Our #BoomerangOfTheWeek from Leticia Ramos (@letizilla) takes us on a wild rainbow ride. 🌈 Add #BoomerangOfTheWeek to your next Boomerang’s caption — yours might show up here on @instagram.
Weekend Hashtag Project: #WHPyoungatheart Age really is just a number. This weekend, head out into the world and capture playful, candid photos and videos showing how life is better when we keep a touch of whimsy in every day. Here’s how to get started: Turn the mundane into the magical by observing daily scenes through the eyes of a child. Clouds become animals, the ground turns to lava and a cardboard box lets you travel through time. Have you kept any mementos from your own childhood? Take a video, Boomerang or multi-post to show their presence and meaning. Just grab your camera and be joyful. Be spontaneous. Be silly! We could all do with taking ourselves a little less seriously. PROJECT RULES: Please add the #WHPyoungatheart hashtag only to photos and videos taken over this weekend and only submit your own visuals to the project. If you include music in your video submissions, please only use music to which you own the rights. Any tagged photo or video taken over the weekend is eligible to be featured next week. Featured photo by @halno

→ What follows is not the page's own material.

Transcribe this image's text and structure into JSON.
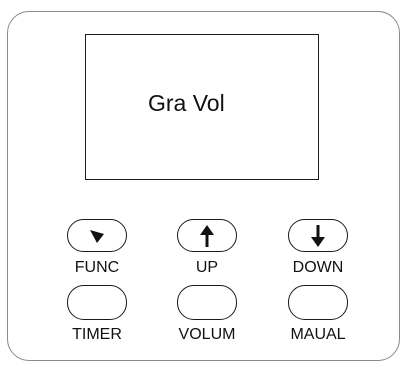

The Giving Keys (@thegivingkeys) opens doors by employing people who are transitioning out of homelessness. “Our goal is to have everyone feel unique, special and one-of-a-kind,” says actress and singer-songwriter Caitlin Crosby (@caitlincrosby), who founded the jewelry line nine years ago. “I think that we might all feel like keys, sometimes; maybe we feel used, flawed, discarded. Each key reminds us that we can persevere and be resilient.” Growing up in Los Angeles, Caitlin was disheartened by the large homeless population. “I always felt it was such an injustice, being in the backyard of one of the wealthiest cities,” she says. But she admits that figuring out how to help can feel overwhelming. “It seems so insurmountable. People get intimidated and don’t do anything. I encourage people to instead focus on the one — focus on the one person that you’re passing on the way to work. Focus on the one person that makes your heart jump a little bit with compassion.” This post is in celebration of Women’s History Month. Throughout March, we’ll be highlighting the stories of women doing extraordinary things around the world. Photo by @thegivingkeys
Born and raised in Ethiopia’s capital city, Addis Ababa, 23-year-old Eyerusalem Jiregna (@eyerusalem_a_jiregna) knows a thing or two about fast-paced environments. But she also hopes that her photographs might inspire people to pause and look — really look — at the visual wonders that could be waiting around any corner. “I know that people have busy lives,” Eyerusalem says, “but when we’re rushing everywhere, we’re not seeing what’s around us. I want people to appreciate what’s in front of them, and I hope that my pictures can help make that happen.” While she finds photographing people rewarding, Eyerusalem does find herself photographing women and girls more often than men. “Motherhood in Ethiopia is so significant, and the women here work so hard,” she says. “I want to try to share their stories through my photographs.” Check out our Instagram story to learn more about Eyerusalem’s work. This post is in celebration of Women’s History Month. Throughout March, we’ll be highlighting the stories of women doing extraordinary things around the world. Photos by @eyerusalem_a_jiregna